- In Brazil, Banco Itaú Holding ($17.78): It’s the country’s second-largest bank, but by a significant margin the most profitable and the fastest growing. “Double-digit growth with good loan quality has been, and we think will continue to be, the hallmark of this exceptional financial institution,” Mr. Leeb says. On a price/earnings growth basis, Banco Itaú is priced in line with the top-quality American banks. If you’re about to say Brazil is riskier than America, Mr. Leeb hastens to point out that the subprime debacle has left this Brazilian bank virtually unscathed.
- In Canada, Canadian Oil Sands Trust ($44.02): As a significant minor owner in major tar sands projects, the company is one of the few oil production beneficiaries likely to see a rising stream of income independent of oil prices. The firm is able to pass along all its receipts to investors in the form of distribution. As a result, its yield is above 8%, and the distribution should grow in coming years, as the Canadian dollar appreciates and more tar sands are developed. The negative is that the company is betting the farm on the continued success of one major project. Given the project’s ongoing output and the world’s desperate need for fossil fuels, Mr. Leeb feels the risks are well worth taking.

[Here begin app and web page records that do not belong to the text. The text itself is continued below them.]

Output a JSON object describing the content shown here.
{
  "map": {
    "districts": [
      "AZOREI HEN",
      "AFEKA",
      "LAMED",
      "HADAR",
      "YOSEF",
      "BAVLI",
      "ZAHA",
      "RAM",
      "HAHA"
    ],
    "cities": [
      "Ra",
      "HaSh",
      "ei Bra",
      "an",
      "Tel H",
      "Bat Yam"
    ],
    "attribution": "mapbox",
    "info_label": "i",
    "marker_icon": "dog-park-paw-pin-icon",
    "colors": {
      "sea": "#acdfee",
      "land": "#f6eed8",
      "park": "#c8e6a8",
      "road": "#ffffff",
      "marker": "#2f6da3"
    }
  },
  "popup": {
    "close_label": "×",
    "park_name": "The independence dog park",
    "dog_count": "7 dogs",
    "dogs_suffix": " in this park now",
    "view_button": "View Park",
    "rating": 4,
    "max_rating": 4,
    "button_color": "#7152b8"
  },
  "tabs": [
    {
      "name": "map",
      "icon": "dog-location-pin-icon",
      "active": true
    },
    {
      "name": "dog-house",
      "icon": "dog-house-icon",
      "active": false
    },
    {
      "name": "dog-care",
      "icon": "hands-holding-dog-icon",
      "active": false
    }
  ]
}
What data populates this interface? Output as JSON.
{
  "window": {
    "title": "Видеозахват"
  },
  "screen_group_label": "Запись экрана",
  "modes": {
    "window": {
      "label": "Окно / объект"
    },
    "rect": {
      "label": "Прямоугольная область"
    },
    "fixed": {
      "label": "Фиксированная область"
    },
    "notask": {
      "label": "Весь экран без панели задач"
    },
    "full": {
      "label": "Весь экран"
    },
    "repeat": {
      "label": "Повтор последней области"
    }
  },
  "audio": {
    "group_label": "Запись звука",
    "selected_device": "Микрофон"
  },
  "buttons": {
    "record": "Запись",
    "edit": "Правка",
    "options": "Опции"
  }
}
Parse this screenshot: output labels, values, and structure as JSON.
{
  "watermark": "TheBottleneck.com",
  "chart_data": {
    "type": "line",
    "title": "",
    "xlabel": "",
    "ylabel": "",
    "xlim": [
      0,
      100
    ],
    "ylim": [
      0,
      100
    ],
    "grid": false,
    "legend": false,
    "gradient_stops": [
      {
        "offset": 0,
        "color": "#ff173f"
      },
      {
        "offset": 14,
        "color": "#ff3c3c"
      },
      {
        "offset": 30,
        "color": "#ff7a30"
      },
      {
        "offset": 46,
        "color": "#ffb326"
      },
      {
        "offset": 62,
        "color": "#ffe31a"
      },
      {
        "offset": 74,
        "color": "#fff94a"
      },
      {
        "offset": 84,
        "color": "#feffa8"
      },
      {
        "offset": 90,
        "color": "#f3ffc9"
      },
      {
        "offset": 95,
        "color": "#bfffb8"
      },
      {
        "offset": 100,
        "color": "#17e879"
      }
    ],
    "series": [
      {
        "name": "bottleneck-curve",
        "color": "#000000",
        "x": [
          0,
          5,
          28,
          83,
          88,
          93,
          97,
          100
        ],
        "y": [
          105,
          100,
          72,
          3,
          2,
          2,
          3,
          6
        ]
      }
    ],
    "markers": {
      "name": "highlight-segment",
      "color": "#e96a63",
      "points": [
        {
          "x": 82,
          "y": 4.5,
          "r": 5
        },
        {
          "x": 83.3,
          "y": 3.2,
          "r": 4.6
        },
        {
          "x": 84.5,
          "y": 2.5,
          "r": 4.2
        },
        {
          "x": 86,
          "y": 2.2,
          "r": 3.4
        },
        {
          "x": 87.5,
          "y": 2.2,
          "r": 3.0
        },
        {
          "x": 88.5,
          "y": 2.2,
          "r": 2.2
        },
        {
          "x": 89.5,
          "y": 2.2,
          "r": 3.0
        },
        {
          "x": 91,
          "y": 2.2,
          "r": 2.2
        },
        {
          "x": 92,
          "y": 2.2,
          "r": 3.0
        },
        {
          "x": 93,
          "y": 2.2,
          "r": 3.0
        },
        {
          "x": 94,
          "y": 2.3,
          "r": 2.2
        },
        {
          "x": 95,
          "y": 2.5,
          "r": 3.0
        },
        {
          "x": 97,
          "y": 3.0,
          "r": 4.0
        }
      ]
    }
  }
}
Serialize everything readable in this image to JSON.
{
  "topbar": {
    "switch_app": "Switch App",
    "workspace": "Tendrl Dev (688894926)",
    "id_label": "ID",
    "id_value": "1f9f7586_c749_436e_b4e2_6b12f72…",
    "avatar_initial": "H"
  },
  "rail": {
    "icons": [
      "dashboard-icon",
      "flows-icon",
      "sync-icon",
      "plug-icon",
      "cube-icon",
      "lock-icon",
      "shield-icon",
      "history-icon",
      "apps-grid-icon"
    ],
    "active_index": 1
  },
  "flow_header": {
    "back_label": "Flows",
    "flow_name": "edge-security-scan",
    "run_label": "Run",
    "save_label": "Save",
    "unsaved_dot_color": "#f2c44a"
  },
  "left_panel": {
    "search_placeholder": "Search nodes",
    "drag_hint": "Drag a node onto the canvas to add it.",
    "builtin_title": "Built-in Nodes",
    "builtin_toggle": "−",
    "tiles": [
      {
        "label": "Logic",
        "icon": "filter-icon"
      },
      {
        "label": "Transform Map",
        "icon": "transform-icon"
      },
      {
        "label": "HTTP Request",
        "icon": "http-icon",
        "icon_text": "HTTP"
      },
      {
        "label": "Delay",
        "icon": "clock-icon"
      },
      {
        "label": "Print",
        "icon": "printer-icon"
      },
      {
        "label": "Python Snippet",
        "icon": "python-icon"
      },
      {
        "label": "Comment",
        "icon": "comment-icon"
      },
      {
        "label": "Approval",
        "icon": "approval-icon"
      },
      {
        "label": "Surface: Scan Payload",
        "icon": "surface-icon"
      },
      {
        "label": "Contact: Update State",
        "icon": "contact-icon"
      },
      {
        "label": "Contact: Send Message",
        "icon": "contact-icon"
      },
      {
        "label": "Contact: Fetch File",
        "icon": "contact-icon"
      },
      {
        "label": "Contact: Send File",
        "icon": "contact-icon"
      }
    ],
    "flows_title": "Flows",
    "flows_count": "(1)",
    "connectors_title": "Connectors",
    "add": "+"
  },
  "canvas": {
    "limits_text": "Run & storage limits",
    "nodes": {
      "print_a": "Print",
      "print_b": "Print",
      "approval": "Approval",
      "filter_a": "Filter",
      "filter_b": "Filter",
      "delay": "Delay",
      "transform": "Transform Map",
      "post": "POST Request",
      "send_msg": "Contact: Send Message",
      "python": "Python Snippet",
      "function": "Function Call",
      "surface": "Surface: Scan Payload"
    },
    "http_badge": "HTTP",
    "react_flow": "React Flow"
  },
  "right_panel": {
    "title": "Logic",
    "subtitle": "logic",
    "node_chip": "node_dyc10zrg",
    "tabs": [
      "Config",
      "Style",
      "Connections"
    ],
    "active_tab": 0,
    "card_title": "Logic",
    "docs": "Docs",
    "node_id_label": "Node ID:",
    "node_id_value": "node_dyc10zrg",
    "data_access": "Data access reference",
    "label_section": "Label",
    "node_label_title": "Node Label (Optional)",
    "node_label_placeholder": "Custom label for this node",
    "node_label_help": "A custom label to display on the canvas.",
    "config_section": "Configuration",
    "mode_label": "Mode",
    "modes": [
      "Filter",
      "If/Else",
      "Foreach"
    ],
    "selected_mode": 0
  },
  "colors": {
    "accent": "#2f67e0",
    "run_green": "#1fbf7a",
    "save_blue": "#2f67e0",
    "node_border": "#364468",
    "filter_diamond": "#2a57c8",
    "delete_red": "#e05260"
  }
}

- In Australia, Energy Resources ($15.20): A uranium miner, it’s positioned to be not only among the fastest-growing uranium companies, but one of the fastest growing of all commodity companies. The stock also should benefit from rising production and higher uranium prices.
- In Russia, Gazprom ($34.56): The world’s largest gas company, it has a near-monopoly on the production, distribution, and export of Russian gas, and it also produces oil. Of the world’s major energy companies, Gazprom has the lowest price/earnings growth ratio, and one of the best growth profiles. Thanks to a large inventory of undeveloped properties, plus the prospects of additional licenses, the company likely will be able to boost its production at least 1% a year for the foreseeable future. The risks: The uncertainty of Russia itself is the major one, but Mr. Leeb argues, “The tremendous upside potential justifies at least a small position in a stock virtually mandated to grow.”